> **DATA SUPPLIED**
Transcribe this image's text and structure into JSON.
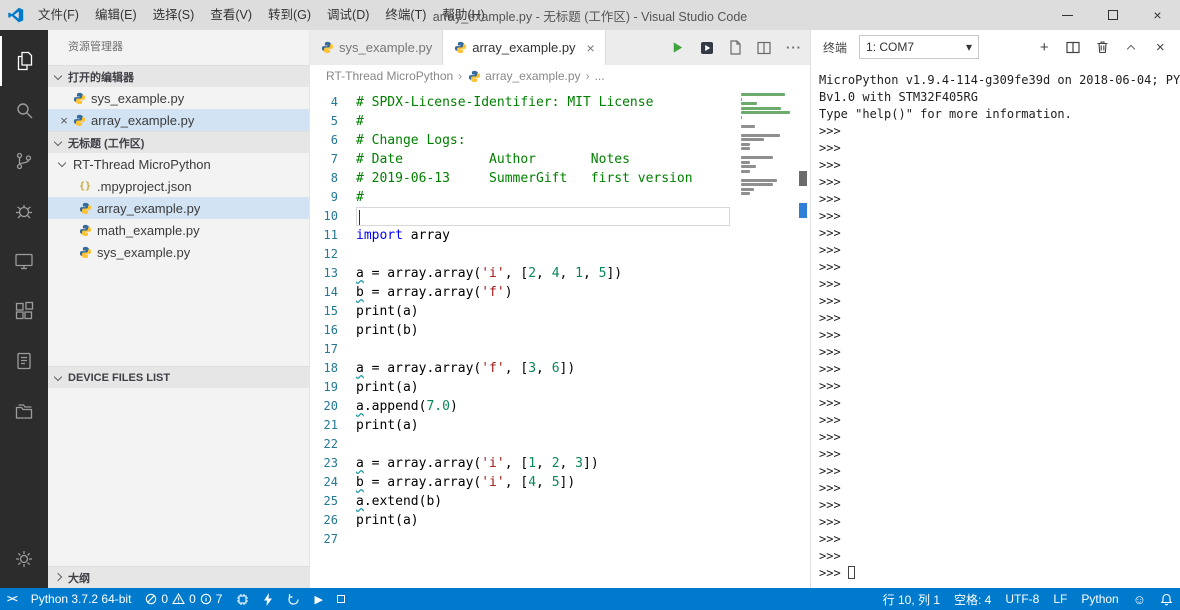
{
  "window": {
    "title": "array_example.py - 无标题 (工作区) - Visual Studio Code",
    "menus": [
      "文件(F)",
      "编辑(E)",
      "选择(S)",
      "查看(V)",
      "转到(G)",
      "调试(D)",
      "终端(T)",
      "帮助(H)"
    ]
  },
  "sidebar": {
    "title": "资源管理器",
    "sections": {
      "open_editors": "打开的编辑器",
      "workspace": "无标题 (工作区)",
      "device_files": "DEVICE FILES LIST",
      "outline": "大纲"
    },
    "open_editors": [
      {
        "label": "sys_example.py",
        "icon": "python",
        "selected": false,
        "close": false
      },
      {
        "label": "array_example.py",
        "icon": "python",
        "selected": true,
        "close": true
      }
    ],
    "tree": [
      {
        "label": "RT-Thread MicroPython",
        "icon": "folder-open",
        "level": 0,
        "selected": false
      },
      {
        "label": ".mpyproject.json",
        "icon": "json",
        "level": 1,
        "selected": false
      },
      {
        "label": "array_example.py",
        "icon": "python",
        "level": 1,
        "selected": true
      },
      {
        "label": "math_example.py",
        "icon": "python",
        "level": 1,
        "selected": false
      },
      {
        "label": "sys_example.py",
        "icon": "python",
        "level": 1,
        "selected": false
      }
    ]
  },
  "editor": {
    "tabs": [
      {
        "label": "sys_example.py",
        "icon": "python",
        "active": false,
        "close": false
      },
      {
        "label": "array_example.py",
        "icon": "python",
        "active": true,
        "close": true
      }
    ],
    "breadcrumb": [
      {
        "label": "RT-Thread MicroPython"
      },
      {
        "label": "array_example.py",
        "icon": "python"
      },
      {
        "label": "..."
      }
    ],
    "code_lines": [
      {
        "n": 4,
        "seg": [
          [
            "cm",
            "# SPDX-License-Identifier: MIT License"
          ]
        ]
      },
      {
        "n": 5,
        "seg": [
          [
            "cm",
            "#"
          ]
        ]
      },
      {
        "n": 6,
        "seg": [
          [
            "cm",
            "# Change Logs:"
          ]
        ]
      },
      {
        "n": 7,
        "seg": [
          [
            "cm",
            "# Date           Author       Notes"
          ]
        ]
      },
      {
        "n": 8,
        "seg": [
          [
            "cm",
            "# 2019-06-13     SummerGift   first version"
          ]
        ]
      },
      {
        "n": 9,
        "seg": [
          [
            "cm",
            "#"
          ]
        ]
      },
      {
        "n": 10,
        "seg": [],
        "cursor": true
      },
      {
        "n": 11,
        "seg": [
          [
            "kw",
            "import"
          ],
          [
            "pl",
            " array"
          ]
        ]
      },
      {
        "n": 12,
        "seg": []
      },
      {
        "n": 13,
        "sq": true,
        "seg": [
          [
            "pl",
            "a = array.array("
          ],
          [
            "str",
            "'i'"
          ],
          [
            "pl",
            ", ["
          ],
          [
            "num",
            "2"
          ],
          [
            "pl",
            ", "
          ],
          [
            "num",
            "4"
          ],
          [
            "pl",
            ", "
          ],
          [
            "num",
            "1"
          ],
          [
            "pl",
            ", "
          ],
          [
            "num",
            "5"
          ],
          [
            "pl",
            "])"
          ]
        ]
      },
      {
        "n": 14,
        "sq": true,
        "seg": [
          [
            "pl",
            "b = array.array("
          ],
          [
            "str",
            "'f'"
          ],
          [
            "pl",
            ")"
          ]
        ]
      },
      {
        "n": 15,
        "seg": [
          [
            "pl",
            "print(a)"
          ]
        ]
      },
      {
        "n": 16,
        "seg": [
          [
            "pl",
            "print(b)"
          ]
        ]
      },
      {
        "n": 17,
        "seg": []
      },
      {
        "n": 18,
        "sq": true,
        "seg": [
          [
            "pl",
            "a = array.array("
          ],
          [
            "str",
            "'f'"
          ],
          [
            "pl",
            ", ["
          ],
          [
            "num",
            "3"
          ],
          [
            "pl",
            ", "
          ],
          [
            "num",
            "6"
          ],
          [
            "pl",
            "])"
          ]
        ]
      },
      {
        "n": 19,
        "seg": [
          [
            "pl",
            "print(a)"
          ]
        ]
      },
      {
        "n": 20,
        "sq": true,
        "seg": [
          [
            "pl",
            "a.append("
          ],
          [
            "num",
            "7.0"
          ],
          [
            "pl",
            ")"
          ]
        ]
      },
      {
        "n": 21,
        "seg": [
          [
            "pl",
            "print(a)"
          ]
        ]
      },
      {
        "n": 22,
        "seg": []
      },
      {
        "n": 23,
        "sq": true,
        "seg": [
          [
            "pl",
            "a = array.array("
          ],
          [
            "str",
            "'i'"
          ],
          [
            "pl",
            ", ["
          ],
          [
            "num",
            "1"
          ],
          [
            "pl",
            ", "
          ],
          [
            "num",
            "2"
          ],
          [
            "pl",
            ", "
          ],
          [
            "num",
            "3"
          ],
          [
            "pl",
            "])"
          ]
        ]
      },
      {
        "n": 24,
        "sq": true,
        "seg": [
          [
            "pl",
            "b = array.array("
          ],
          [
            "str",
            "'i'"
          ],
          [
            "pl",
            ", ["
          ],
          [
            "num",
            "4"
          ],
          [
            "pl",
            ", "
          ],
          [
            "num",
            "5"
          ],
          [
            "pl",
            "])"
          ]
        ]
      },
      {
        "n": 25,
        "sq": true,
        "seg": [
          [
            "pl",
            "a.extend(b)"
          ]
        ]
      },
      {
        "n": 26,
        "seg": [
          [
            "pl",
            "print(a)"
          ]
        ]
      },
      {
        "n": 27,
        "seg": []
      }
    ]
  },
  "terminal": {
    "title": "终端",
    "dropdown_value": "1: COM7",
    "banner": [
      "MicroPython v1.9.4-114-g309fe39d on 2018-06-04; PY",
      "Bv1.0 with STM32F405RG",
      "Type \"help()\" for more information."
    ],
    "prompt": ">>>",
    "prompt_repeat": 26
  },
  "statusbar": {
    "interpreter": "Python 3.7.2 64-bit",
    "errors": "0",
    "warnings": "0",
    "infos": "7",
    "line_col": "行 10, 列 1",
    "indent": "空格: 4",
    "encoding": "UTF-8",
    "eol": "LF",
    "language": "Python"
  },
  "colors": {
    "statusbar_bg": "#007acc",
    "activitybar_bg": "#2c2c2c",
    "comment": "#008000",
    "keyword": "#0000ff",
    "string": "#a31515",
    "number": "#098658",
    "selection_bg": "#d2e3f4"
  }
}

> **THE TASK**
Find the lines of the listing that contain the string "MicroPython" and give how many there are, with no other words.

> **OUTPUT FOR THIS TASK**
3